what mendolssohn would write on your wall for your birthday

nowadays, if you’re a 16 year old and one of your friends/family members/teachers is having a birthday, what would you get them? apart from likely having no money for a gift, you would probably just write “happy b-day” on their Facebook wall and be done with it. what if you gave this instead?

                 I -> I {}^4_2 - > vi + I{}^6_3 - > ii {}^6_5 - > ii 7 - > ii o{}^4_2  - > V{}^6_5 + V - > I

     many non-music people would look at this and think they need an advanced math degree to read this…but unbeknownst to many, you just gave someone the opening 8 measures of mendelssohn’s String Octet in E-flat (if you view the arrows as changes in measure and the plus signs as indications that the harmonic progression changes in the middle of those measures). many more of you are probably thinking : who would give music as a birthday gift?
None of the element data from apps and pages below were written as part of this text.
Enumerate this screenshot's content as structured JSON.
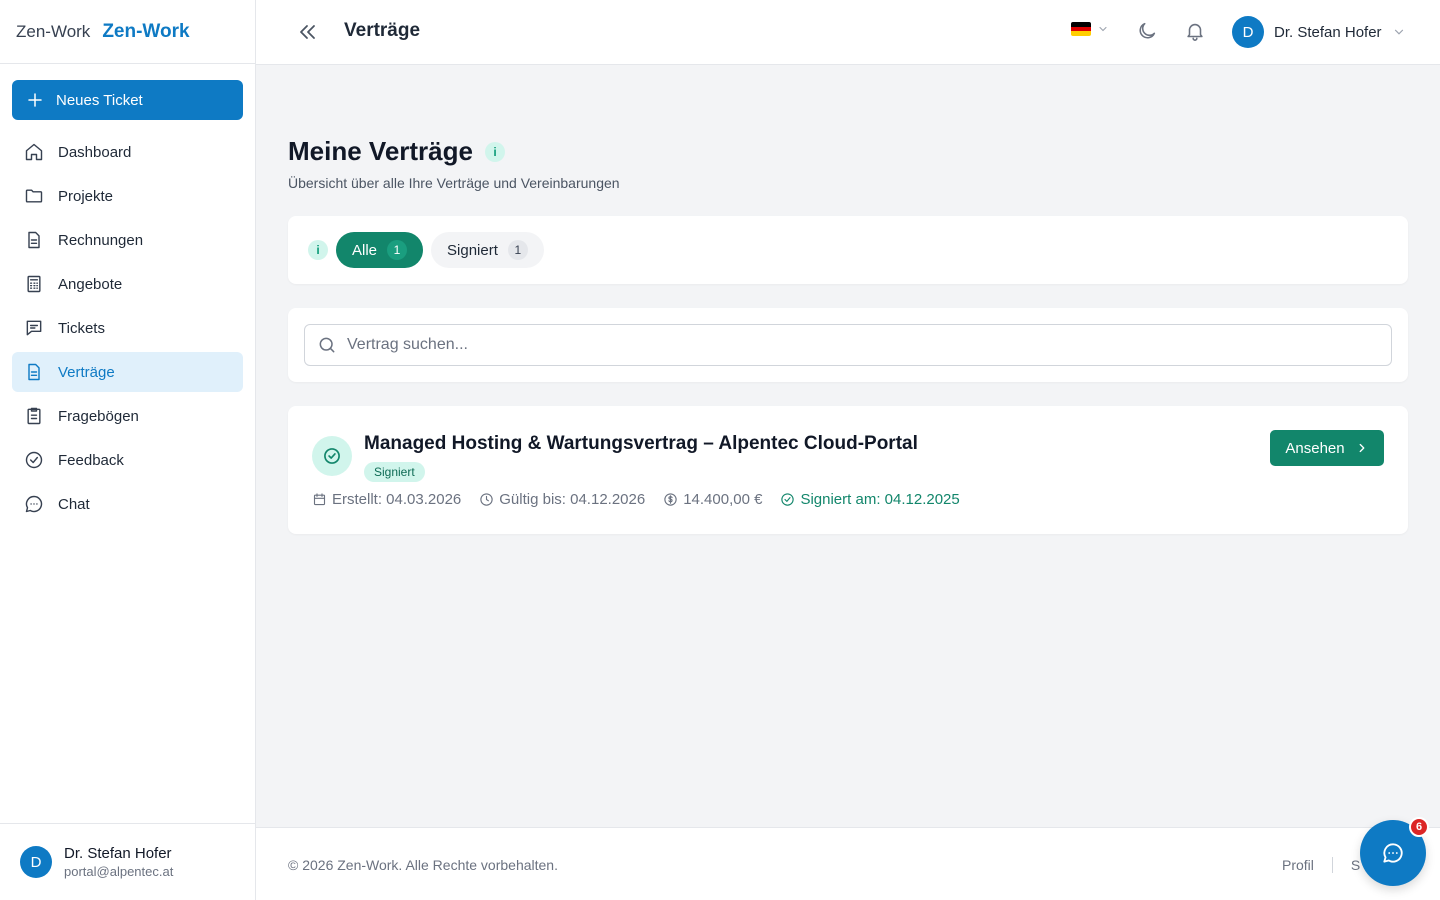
{
  "brand": {
    "logo_alt": "Zen-Work",
    "name": "Zen-Work"
  },
  "sidebar": {
    "new_ticket_label": "Neues Ticket",
    "items": [
      {
        "label": "Dashboard",
        "icon": "home-icon"
      },
      {
        "label": "Projekte",
        "icon": "folder-icon"
      },
      {
        "label": "Rechnungen",
        "icon": "file-text-icon"
      },
      {
        "label": "Angebote",
        "icon": "calculator-icon"
      },
      {
        "label": "Tickets",
        "icon": "message-square-icon"
      },
      {
        "label": "Verträge",
        "icon": "file-contract-icon",
        "active": true
      },
      {
        "label": "Fragebögen",
        "icon": "clipboard-icon"
      },
      {
        "label": "Feedback",
        "icon": "check-circle-icon"
      },
      {
        "label": "Chat",
        "icon": "message-circle-icon"
      }
    ],
    "user": {
      "initial": "D",
      "name": "Dr. Stefan Hofer",
      "email": "portal@alpentec.at"
    }
  },
  "header": {
    "title": "Verträge",
    "language": "de",
    "user": {
      "initial": "D",
      "name": "Dr. Stefan Hofer"
    }
  },
  "main": {
    "title": "Meine Verträge",
    "info_badge": "i",
    "subtitle": "Übersicht über alle Ihre Verträge und Vereinbarungen",
    "filters": {
      "info_badge": "i",
      "items": [
        {
          "label": "Alle",
          "count": "1",
          "active": true
        },
        {
          "label": "Signiert",
          "count": "1",
          "active": false
        }
      ]
    },
    "search": {
      "placeholder": "Vertrag suchen...",
      "value": ""
    },
    "contracts": [
      {
        "title": "Managed Hosting & Wartungsvertrag – Alpentec Cloud-Portal",
        "status": "Signiert",
        "created": "Erstellt: 04.03.2026",
        "valid_until": "Gültig bis: 04.12.2026",
        "amount": "14.400,00 €",
        "signed": "Signiert am: 04.12.2025",
        "action": "Ansehen"
      }
    ]
  },
  "footer": {
    "copyright": "© 2026 Zen-Work. Alle Rechte vorbehalten.",
    "links": [
      "Profil",
      "S"
    ]
  },
  "chat": {
    "unread": "6"
  },
  "colors": {
    "primary": "#0e7ac4",
    "success": "#12866b",
    "success_light": "#d1f5ec",
    "danger": "#dc2626"
  }
}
mendelssohn would…and did.

in fact, the string octet in e-flat major, op. 20 was a birthday gift mendelssohn wrote to surprise his violin teacher in 1825. this wasn’t a half assed gift either. its around 30 minutes long…half of that dedicated to the first movement. the last movement even begins with an eight voice fugue passage. also, the chord progression i listed above only represents 8 measures of music…the octet has 1,098 measures in total…and many melodies, textures and dynamic contrasts to go along with them. it has become one of the most famous octets (of any genre) in history and inspired several other octets by different composers for generations to come. Music historian Conrad Wilson goes to say “Its youthful verve, brilliance and perfection make it one of the miracles of nineteenth-century music.”

(above : the borodin quartet and fine arts quartet play part of the first movement)
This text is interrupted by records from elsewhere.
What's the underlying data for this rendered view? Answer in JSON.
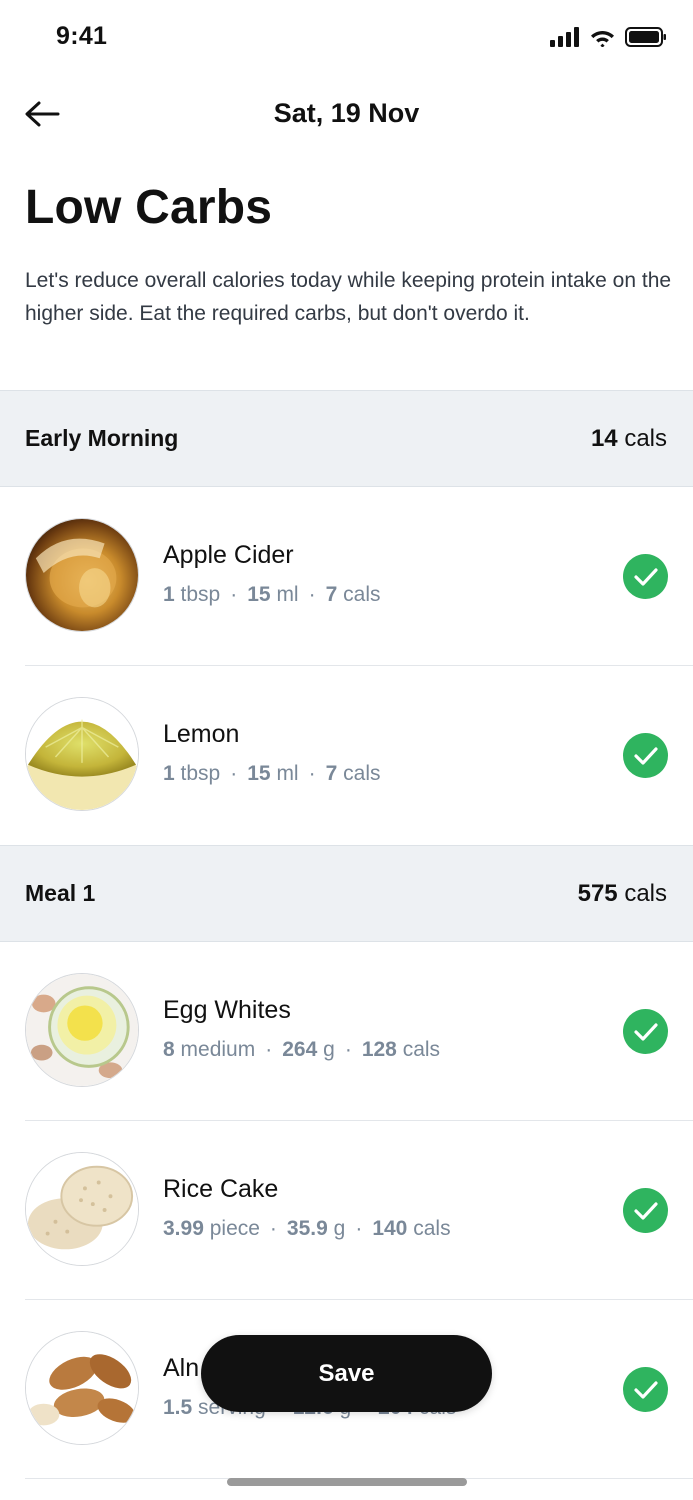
{
  "status_bar": {
    "time": "9:41"
  },
  "header": {
    "title": "Sat, 19 Nov"
  },
  "plan": {
    "title": "Low Carbs",
    "description": "Let's reduce overall calories today while keeping protein intake on the higher side. Eat the required carbs, but don't overdo it."
  },
  "sections": [
    {
      "name": "Early Morning",
      "cals_value": "14",
      "cals_unit": "cals",
      "items": [
        {
          "name": "Apple Cider",
          "qty_num": "1",
          "qty_unit": "tbsp",
          "weight_num": "15",
          "weight_unit": "ml",
          "cals_num": "7",
          "cals_unit": "cals",
          "checked": true,
          "icon": "apple-cider-photo"
        },
        {
          "name": "Lemon",
          "qty_num": "1",
          "qty_unit": "tbsp",
          "weight_num": "15",
          "weight_unit": "ml",
          "cals_num": "7",
          "cals_unit": "cals",
          "checked": true,
          "icon": "lemon-photo"
        }
      ]
    },
    {
      "name": "Meal 1",
      "cals_value": "575",
      "cals_unit": "cals",
      "items": [
        {
          "name": "Egg Whites",
          "qty_num": "8",
          "qty_unit": "medium",
          "weight_num": "264",
          "weight_unit": "g",
          "cals_num": "128",
          "cals_unit": "cals",
          "checked": true,
          "icon": "egg-whites-photo"
        },
        {
          "name": "Rice Cake",
          "qty_num": "3.99",
          "qty_unit": "piece",
          "weight_num": "35.9",
          "weight_unit": "g",
          "cals_num": "140",
          "cals_unit": "cals",
          "checked": true,
          "icon": "rice-cake-photo"
        },
        {
          "name": "Aln",
          "qty_num": "1.5",
          "qty_unit": "serving",
          "weight_num": "12.6",
          "weight_unit": "g",
          "cals_num": "204",
          "cals_unit": "cals",
          "checked": true,
          "icon": "almonds-photo"
        }
      ]
    }
  ],
  "actions": {
    "save_label": "Save"
  },
  "colors": {
    "check": "#2fb45f",
    "section_bg": "#eef1f4",
    "meta_text": "#7a8898",
    "save_bg": "#111111"
  }
}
So next time you’re trying to think of what to write on your friend’s wall for their birthday, copy and paste the 8 measures from above…because you’ll never be able to say happy birthday better than mendelssohn did.

Get the recordings featured in this post:
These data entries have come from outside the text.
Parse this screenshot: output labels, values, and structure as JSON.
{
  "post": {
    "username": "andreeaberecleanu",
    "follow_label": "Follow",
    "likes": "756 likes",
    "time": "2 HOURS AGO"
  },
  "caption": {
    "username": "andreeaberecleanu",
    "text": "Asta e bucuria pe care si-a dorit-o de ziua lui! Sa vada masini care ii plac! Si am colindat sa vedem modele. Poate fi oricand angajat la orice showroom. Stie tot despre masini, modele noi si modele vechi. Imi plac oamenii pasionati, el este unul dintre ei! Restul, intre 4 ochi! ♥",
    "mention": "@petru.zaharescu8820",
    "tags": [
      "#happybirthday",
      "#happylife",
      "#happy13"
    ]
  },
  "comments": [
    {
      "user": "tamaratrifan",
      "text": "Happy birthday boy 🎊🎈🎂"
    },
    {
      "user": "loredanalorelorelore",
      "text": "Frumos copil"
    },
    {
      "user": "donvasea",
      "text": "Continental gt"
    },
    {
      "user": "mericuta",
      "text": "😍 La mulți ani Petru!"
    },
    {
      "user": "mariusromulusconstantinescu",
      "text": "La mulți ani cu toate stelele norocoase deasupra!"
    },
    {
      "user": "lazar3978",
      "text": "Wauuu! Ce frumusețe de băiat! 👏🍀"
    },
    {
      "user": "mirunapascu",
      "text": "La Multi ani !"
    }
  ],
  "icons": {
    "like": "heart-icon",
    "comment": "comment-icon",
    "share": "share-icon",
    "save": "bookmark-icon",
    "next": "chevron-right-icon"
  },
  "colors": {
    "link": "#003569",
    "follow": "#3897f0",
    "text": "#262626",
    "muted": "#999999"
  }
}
Since neither the Borodin Quartet nor the Fine Arts Quartet have recordings of Mendelssohn's Octet (Fine Arts has one, but its on vinyl), I put forth my personal favorite, with Ross Pople and the London Festival Orchestra Ensemble...which can be found in either of these two forms.